With all images left out, restate the records below exactly as written.
Start of Block
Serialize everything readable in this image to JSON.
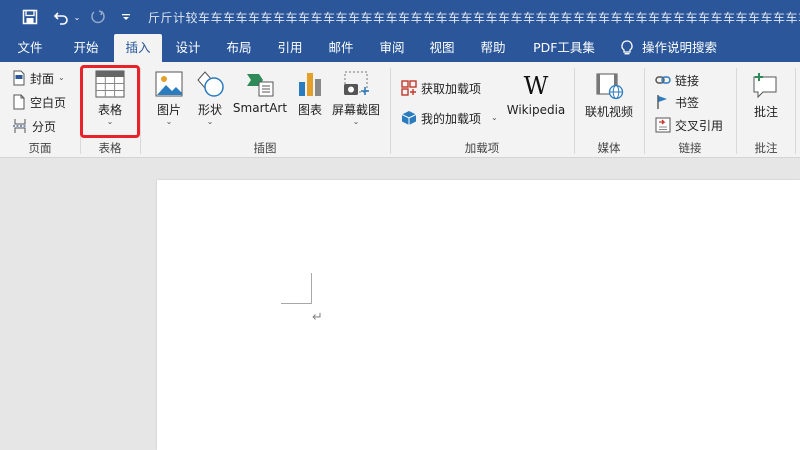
{
  "quick_access": {
    "save_icon": "save-icon",
    "undo_icon": "undo-icon",
    "redo_icon": "redo-icon",
    "customize_icon": "customize-qat-icon",
    "doc_title": "斤斤计较车车车车车车车车车车车车车车车车车车车车车车车车车车车车车车车车车车车车车车车车车车车车车车车车车车车"
  },
  "tabs": [
    {
      "label": "文件",
      "active": false
    },
    {
      "label": "开始",
      "active": false
    },
    {
      "label": "插入",
      "active": true
    },
    {
      "label": "设计",
      "active": false
    },
    {
      "label": "布局",
      "active": false
    },
    {
      "label": "引用",
      "active": false
    },
    {
      "label": "邮件",
      "active": false
    },
    {
      "label": "审阅",
      "active": false
    },
    {
      "label": "视图",
      "active": false
    },
    {
      "label": "帮助",
      "active": false
    },
    {
      "label": "PDF工具集",
      "active": false
    }
  ],
  "tell_me": {
    "label": "操作说明搜索",
    "icon": "lightbulb-icon"
  },
  "ribbon": {
    "pages": {
      "group_label": "页面",
      "cover": "封面",
      "blank": "空白页",
      "break": "分页"
    },
    "tables": {
      "group_label": "表格",
      "table": "表格"
    },
    "illustrations": {
      "group_label": "插图",
      "pictures": "图片",
      "shapes": "形状",
      "smartart": "SmartArt",
      "chart": "图表",
      "screenshot": "屏幕截图"
    },
    "addins": {
      "group_label": "加载项",
      "get": "获取加载项",
      "my": "我的加载项",
      "wikipedia": "Wikipedia",
      "wiki_glyph": "W"
    },
    "media": {
      "group_label": "媒体",
      "video": "联机视频"
    },
    "links": {
      "group_label": "链接",
      "link": "链接",
      "bookmark": "书签",
      "xref": "交叉引用"
    },
    "comments": {
      "group_label": "批注",
      "comment": "批注"
    }
  },
  "document": {
    "paragraph_mark": "↵"
  },
  "colors": {
    "accent": "#2b579a",
    "highlight": "#e8222a"
  }
}
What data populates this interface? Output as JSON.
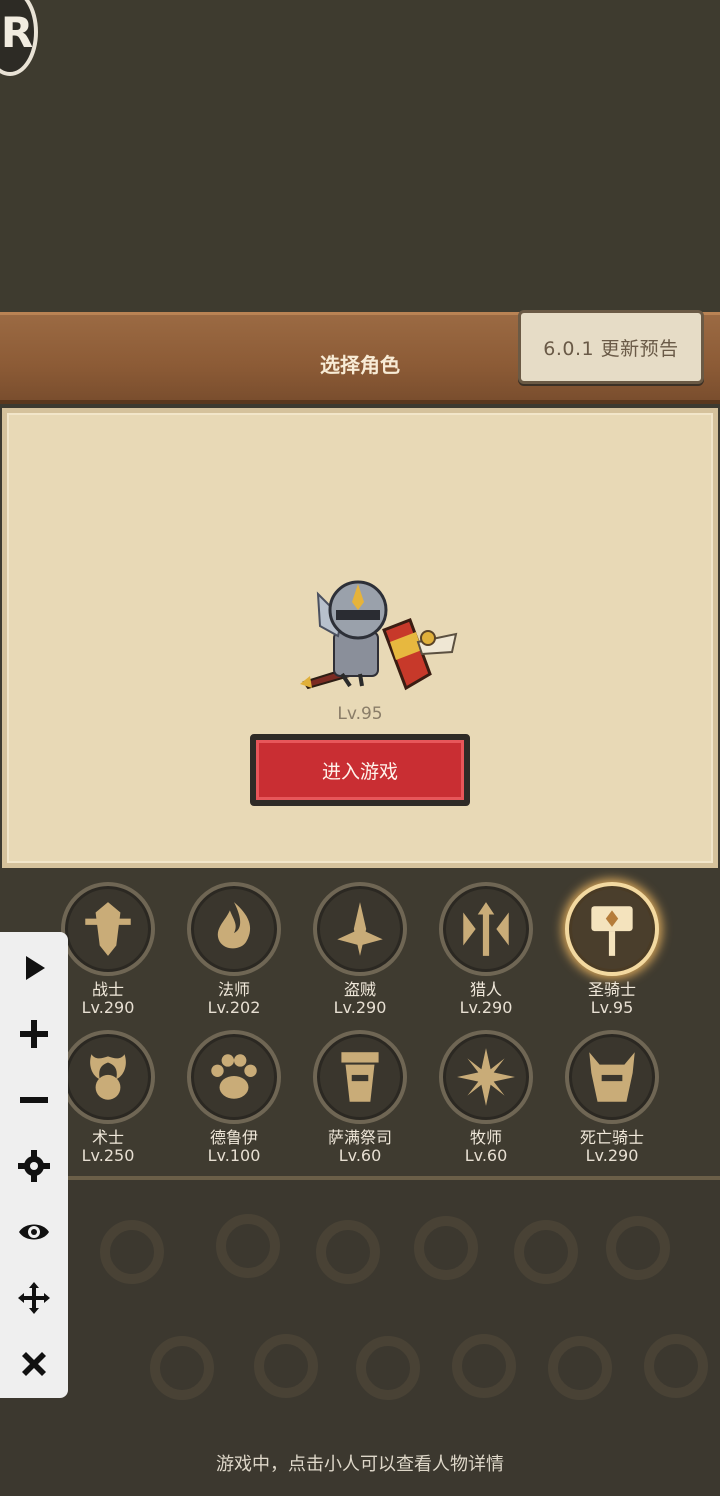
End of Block
**Exercise output**
Serialize everything readable in this image to JSON.
{
  "quick_access": {
    "save_icon": "save-icon",
    "undo_icon": "undo-icon",
    "redo_icon": "redo-icon",
    "customize_icon": "customize-qat-icon",
    "doc_title": "斤斤计较车车车车车车车车车车车车车车车车车车车车车车车车车车车车车车车车车车车车车车车车车车车车车车车车车车车"
  },
  "tabs": [
    {
      "label": "文件",
      "active": false
    },
    {
      "label": "开始",
      "active": false
    },
    {
      "label": "插入",
      "active": true
    },
    {
      "label": "设计",
      "active": false
    },
    {
      "label": "布局",
      "active": false
    },
    {
      "label": "引用",
      "active": false
    },
    {
      "label": "邮件",
      "active": false
    },
    {
      "label": "审阅",
      "active": false
    },
    {
      "label": "视图",
      "active": false
    },
    {
      "label": "帮助",
      "active": false
    },
    {
      "label": "PDF工具集",
      "active": false
    }
  ],
  "tell_me": {
    "label": "操作说明搜索",
    "icon": "lightbulb-icon"
  },
  "ribbon": {
    "pages": {
      "group_label": "页面",
      "cover": "封面",
      "blank": "空白页",
      "break": "分页"
    },
    "tables": {
      "group_label": "表格",
      "table": "表格"
    },
    "illustrations": {
      "group_label": "插图",
      "pictures": "图片",
      "shapes": "形状",
      "smartart": "SmartArt",
      "chart": "图表",
      "screenshot": "屏幕截图"
    },
    "addins": {
      "group_label": "加载项",
      "get": "获取加载项",
      "my": "我的加载项",
      "wikipedia": "Wikipedia",
      "wiki_glyph": "W"
    },
    "media": {
      "group_label": "媒体",
      "video": "联机视频"
    },
    "links": {
      "group_label": "链接",
      "link": "链接",
      "bookmark": "书签",
      "xref": "交叉引用"
    },
    "comments": {
      "group_label": "批注",
      "comment": "批注"
    }
  },
  "document": {
    "paragraph_mark": "↵"
  },
  "colors": {
    "accent": "#2b579a",
    "highlight": "#e8222a"
  }
}
What data populates this interface? Output as JSON.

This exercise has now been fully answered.